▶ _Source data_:
Content starts

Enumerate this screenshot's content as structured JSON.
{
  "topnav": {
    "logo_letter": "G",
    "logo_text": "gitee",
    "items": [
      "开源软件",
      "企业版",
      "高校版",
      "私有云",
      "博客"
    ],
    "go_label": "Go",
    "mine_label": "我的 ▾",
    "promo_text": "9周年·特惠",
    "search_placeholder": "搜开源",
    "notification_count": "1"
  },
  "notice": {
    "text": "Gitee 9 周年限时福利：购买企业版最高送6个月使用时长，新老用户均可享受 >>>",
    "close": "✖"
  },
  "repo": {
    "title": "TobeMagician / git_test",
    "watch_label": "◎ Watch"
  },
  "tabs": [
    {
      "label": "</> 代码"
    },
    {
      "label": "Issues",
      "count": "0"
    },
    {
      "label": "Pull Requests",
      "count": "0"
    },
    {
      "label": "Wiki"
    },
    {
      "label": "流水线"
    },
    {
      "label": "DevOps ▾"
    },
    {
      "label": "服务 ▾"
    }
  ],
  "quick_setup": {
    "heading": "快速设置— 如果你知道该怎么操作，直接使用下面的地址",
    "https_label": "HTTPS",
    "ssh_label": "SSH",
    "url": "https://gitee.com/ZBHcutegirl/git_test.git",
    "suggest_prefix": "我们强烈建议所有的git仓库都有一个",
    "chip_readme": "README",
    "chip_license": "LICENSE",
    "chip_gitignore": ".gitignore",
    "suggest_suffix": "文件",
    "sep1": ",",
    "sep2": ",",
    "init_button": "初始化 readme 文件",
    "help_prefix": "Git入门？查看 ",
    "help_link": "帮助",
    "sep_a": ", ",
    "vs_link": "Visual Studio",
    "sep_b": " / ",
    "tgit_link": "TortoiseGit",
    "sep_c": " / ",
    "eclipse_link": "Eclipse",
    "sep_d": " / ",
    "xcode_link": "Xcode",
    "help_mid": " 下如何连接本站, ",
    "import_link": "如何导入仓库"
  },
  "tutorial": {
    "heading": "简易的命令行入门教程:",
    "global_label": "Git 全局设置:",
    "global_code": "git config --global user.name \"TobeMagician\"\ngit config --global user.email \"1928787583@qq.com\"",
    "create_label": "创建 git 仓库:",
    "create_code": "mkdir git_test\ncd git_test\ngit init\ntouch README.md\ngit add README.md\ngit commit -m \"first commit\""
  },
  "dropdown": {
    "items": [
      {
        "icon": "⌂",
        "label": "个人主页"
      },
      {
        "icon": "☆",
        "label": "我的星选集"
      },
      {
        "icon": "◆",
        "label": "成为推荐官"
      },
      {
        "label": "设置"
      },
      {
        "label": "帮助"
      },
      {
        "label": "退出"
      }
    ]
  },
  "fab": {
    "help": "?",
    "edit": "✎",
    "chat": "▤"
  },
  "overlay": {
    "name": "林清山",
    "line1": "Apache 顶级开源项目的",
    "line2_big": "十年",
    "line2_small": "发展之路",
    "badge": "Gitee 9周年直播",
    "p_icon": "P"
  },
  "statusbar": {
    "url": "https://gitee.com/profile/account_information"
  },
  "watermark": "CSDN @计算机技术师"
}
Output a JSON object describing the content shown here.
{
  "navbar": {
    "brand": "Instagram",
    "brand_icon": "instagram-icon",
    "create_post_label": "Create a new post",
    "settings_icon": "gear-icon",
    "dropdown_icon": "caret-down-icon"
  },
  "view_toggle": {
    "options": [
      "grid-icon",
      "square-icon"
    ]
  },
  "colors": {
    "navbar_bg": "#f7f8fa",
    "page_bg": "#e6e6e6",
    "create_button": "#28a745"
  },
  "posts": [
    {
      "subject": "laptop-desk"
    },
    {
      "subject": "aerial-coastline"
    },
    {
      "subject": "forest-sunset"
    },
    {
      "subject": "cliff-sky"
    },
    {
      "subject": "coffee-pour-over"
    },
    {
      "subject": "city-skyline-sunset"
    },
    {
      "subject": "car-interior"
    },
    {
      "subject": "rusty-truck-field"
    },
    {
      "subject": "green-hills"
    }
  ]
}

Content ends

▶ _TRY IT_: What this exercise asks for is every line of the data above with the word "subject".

▶ _EXPECTED ANSWER_:
      "subject": "laptop-desk"
      "subject": "aerial-coastline"
      "subject": "forest-sunset"
      "subject": "cliff-sky"
      "subject": "coffee-pour-over"
      "subject": "city-skyline-sunset"
      "subject": "car-interior"
      "subject": "rusty-truck-field"
      "subject": "green-hills"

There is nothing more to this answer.